The last seven days have seen the majority of reported activity focused on the Benghazi area, including assassination attacks against former regime members, attacks against the Benghazi Court of Appeals and the convoy of a senior army officer and the discovery of two large bombs in the city. No serious incidents were reported within Tripoli or the al-Kufra area in the southeast of the country.
In late July the National Transitional Council (NTC) stated that the newly elected assembly would assume power on or around 8 August, marked by an official handover ceremony. While Mahmud Jibril’s National Forces Alliance (NFA) has the majority of the seats allocated to the official political parties, the NFA and the second placed political bloc under the Justice and Construction Party continue to court political alliances with the numerous independently elected members. While Jibril will lead the dominant bloc in the new assembly, it remains unclear if he will garner the required two thirds majority to avoid the potential for political gridlock.

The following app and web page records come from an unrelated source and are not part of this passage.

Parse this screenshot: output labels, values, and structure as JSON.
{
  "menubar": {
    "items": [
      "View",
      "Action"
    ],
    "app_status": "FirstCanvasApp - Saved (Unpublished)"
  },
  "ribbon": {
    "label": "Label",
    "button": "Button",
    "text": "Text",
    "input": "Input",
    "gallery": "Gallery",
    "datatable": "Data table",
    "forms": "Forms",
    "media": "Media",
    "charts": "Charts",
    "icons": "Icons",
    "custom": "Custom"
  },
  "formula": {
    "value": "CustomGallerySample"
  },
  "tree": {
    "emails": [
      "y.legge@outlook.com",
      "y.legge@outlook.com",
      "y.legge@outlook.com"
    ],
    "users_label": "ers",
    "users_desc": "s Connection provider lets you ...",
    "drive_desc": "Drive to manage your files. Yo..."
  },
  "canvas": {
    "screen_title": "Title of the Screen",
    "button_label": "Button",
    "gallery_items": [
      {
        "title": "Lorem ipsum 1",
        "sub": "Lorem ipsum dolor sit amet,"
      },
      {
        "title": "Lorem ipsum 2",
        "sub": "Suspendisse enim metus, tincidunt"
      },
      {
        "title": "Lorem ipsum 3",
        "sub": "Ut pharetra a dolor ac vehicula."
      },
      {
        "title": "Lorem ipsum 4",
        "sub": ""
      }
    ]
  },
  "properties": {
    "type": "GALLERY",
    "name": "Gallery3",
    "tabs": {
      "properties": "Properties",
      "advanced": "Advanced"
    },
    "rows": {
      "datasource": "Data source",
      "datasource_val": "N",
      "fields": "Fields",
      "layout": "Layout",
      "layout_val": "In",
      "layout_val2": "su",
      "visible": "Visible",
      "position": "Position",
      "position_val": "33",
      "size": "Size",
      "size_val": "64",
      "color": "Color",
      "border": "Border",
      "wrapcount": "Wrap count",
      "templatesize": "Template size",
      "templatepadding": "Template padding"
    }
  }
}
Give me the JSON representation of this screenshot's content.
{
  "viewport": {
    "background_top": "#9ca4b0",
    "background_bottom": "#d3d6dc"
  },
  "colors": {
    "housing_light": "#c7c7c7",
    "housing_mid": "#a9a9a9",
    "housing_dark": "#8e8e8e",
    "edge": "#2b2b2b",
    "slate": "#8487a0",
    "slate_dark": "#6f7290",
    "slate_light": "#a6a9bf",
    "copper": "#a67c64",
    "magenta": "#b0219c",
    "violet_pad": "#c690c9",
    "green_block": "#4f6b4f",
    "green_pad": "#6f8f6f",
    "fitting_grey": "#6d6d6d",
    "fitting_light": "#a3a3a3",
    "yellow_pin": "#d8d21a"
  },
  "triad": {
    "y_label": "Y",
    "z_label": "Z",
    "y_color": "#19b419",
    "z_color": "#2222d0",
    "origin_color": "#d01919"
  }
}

On 29 July, Othman Ben Sassi of the NTC stated that the new General National Congress (GNC) would assume power on 8 August. Ben Sassi also said that the handover would be marked by a ceremony and that the 200-seat congress would formally start working a day or two later, when all the members meet for their first session. In a separate report, an official from Libya’s electoral commission said details of the transition were still being finalised but that the congress's first meeting was expected around 9 August. The electoral commission is also expected to confirm the final official results of the 7 July polls in the next few days, marking the closure of a two-week appeal period.
They 200-member GNC is split between 80 seats allocated to political parties and 120 seats allocated to independent representatives. The 7 July elections saw Mahmud Jibril’s NFA gain the largest number of political party votes with 39 out of the 80 seats allocated. The Justice and Construction Party, which was launched by Libya's Muslim Brotherhood, came second with 17 seats. Jibril can likely count on the support of many of the smaller political parties, but the 120 independent seats remain key with both Jibril's alliance and the Islamist bloc courting their support.